Much research on electric mobility transitions has been descriptive or positive, rather than normative or critical, assessing the deeper ethical, justice, or moral issues that arise. To address this gap, this study qualitatively examines the ongoing transition to Nordic electric vehicles(EVs) and vehicle-to-grid (V2G) systems. It does so through the various lenses of distributive justice, procedural justice, cosmopolitan justice, and recognition justice. It asks: what are the types of injustices associated with electric mobility and V2G? In what ways do emerging patterns of electric mobility worsen socio-environmental risks or vulnerabilities? Based on original primary data collected from 257 experts across Denmark, Finland, Iceland, Norway, and Sweden, the study finds that electric mobility can erode elements of distributive justice for being accessible only to the rich, and for raising risks related to privacy, hacking, and cyberterrorism. Electric mobility may contravene aspects of procedural justice by reinforcing exclusion and elitism in national planning. It can erode cosmopolitan justice by producing negative environmental externalities, and exacerbating rural (and global) vulnerability. It may threaten recognition justice through unemployment, disruption to traditional businesses, and the entrenchment of patriarchy. Thankfully, the study also proposes a suite of policy mechanisms to address many of these concerns.

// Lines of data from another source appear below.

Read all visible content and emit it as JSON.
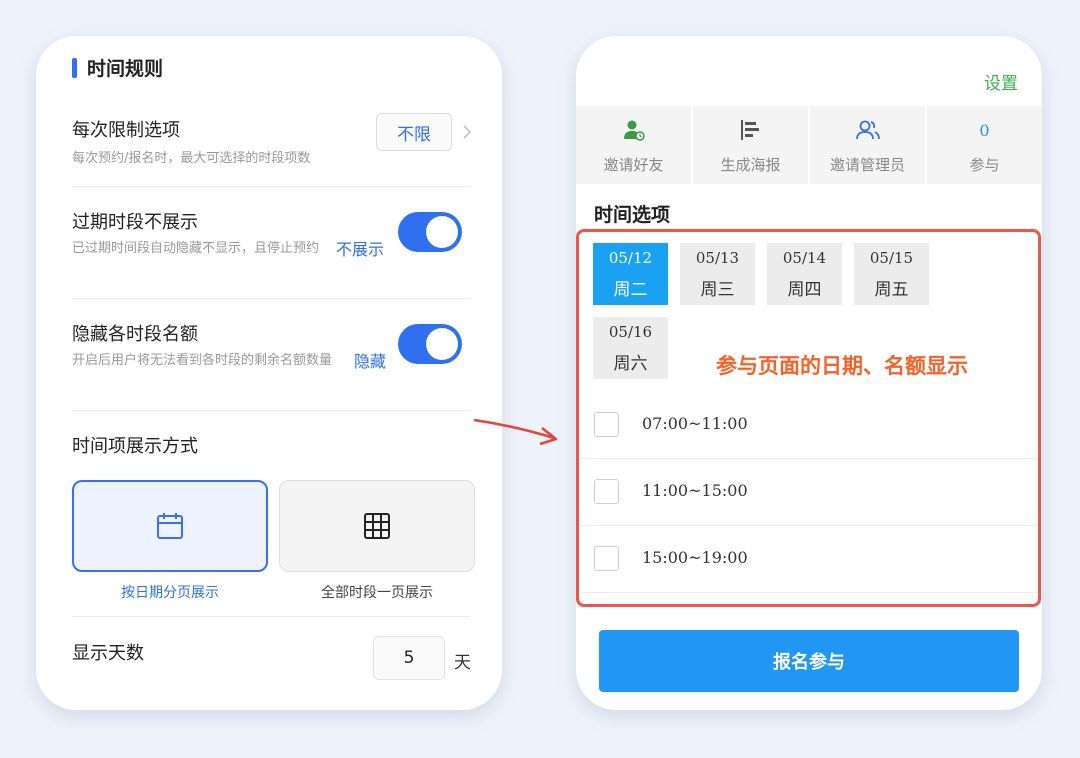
{
  "left": {
    "section_title": "时间规则",
    "limit": {
      "title": "每次限制选项",
      "desc": "每次预约/报名时，最大可选择的时段项数",
      "value": "不限"
    },
    "hide_expired": {
      "title": "过期时段不展示",
      "desc": "已过期时间段自动隐藏不显示，且停止预约",
      "status": "不展示",
      "enabled": true
    },
    "hide_quota": {
      "title": "隐藏各时段名额",
      "desc": "开启后用户将无法看到各时段的剩余名额数量",
      "status": "隐藏",
      "enabled": true
    },
    "display_mode": {
      "title": "时间项展示方式",
      "options": [
        {
          "label": "按日期分页展示",
          "icon": "calendar-icon",
          "selected": true
        },
        {
          "label": "全部时段一页展示",
          "icon": "grid-icon",
          "selected": false
        }
      ]
    },
    "display_days": {
      "title": "显示天数",
      "value": "5",
      "unit": "天"
    }
  },
  "right": {
    "settings_label": "设置",
    "actions": [
      {
        "label": "邀请好友",
        "icon": "invite-friend-icon"
      },
      {
        "label": "生成海报",
        "icon": "poster-icon"
      },
      {
        "label": "邀请管理员",
        "icon": "invite-admin-icon"
      },
      {
        "label": "参与",
        "count": "0"
      }
    ],
    "time_options_title": "时间选项",
    "dates": [
      {
        "date": "05/12",
        "weekday": "周二",
        "active": true
      },
      {
        "date": "05/13",
        "weekday": "周三",
        "active": false
      },
      {
        "date": "05/14",
        "weekday": "周四",
        "active": false
      },
      {
        "date": "05/15",
        "weekday": "周五",
        "active": false
      },
      {
        "date": "05/16",
        "weekday": "周六",
        "active": false
      }
    ],
    "annotation": "参与页面的日期、名额显示",
    "slots": [
      "07:00~11:00",
      "11:00~15:00",
      "15:00~19:00"
    ],
    "signup_button": "报名参与"
  },
  "colors": {
    "accent_blue": "#2f6ff0",
    "tab_active": "#1ba1f2",
    "button_blue": "#2196f3",
    "settings_green": "#3bb14a",
    "annotation_orange": "#f5622a",
    "highlight_red": "#f0544f"
  }
}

By Benjamin K. Sovacool, Johannes Kester, Lance Noel, Gerardo Zarazua de Rubens.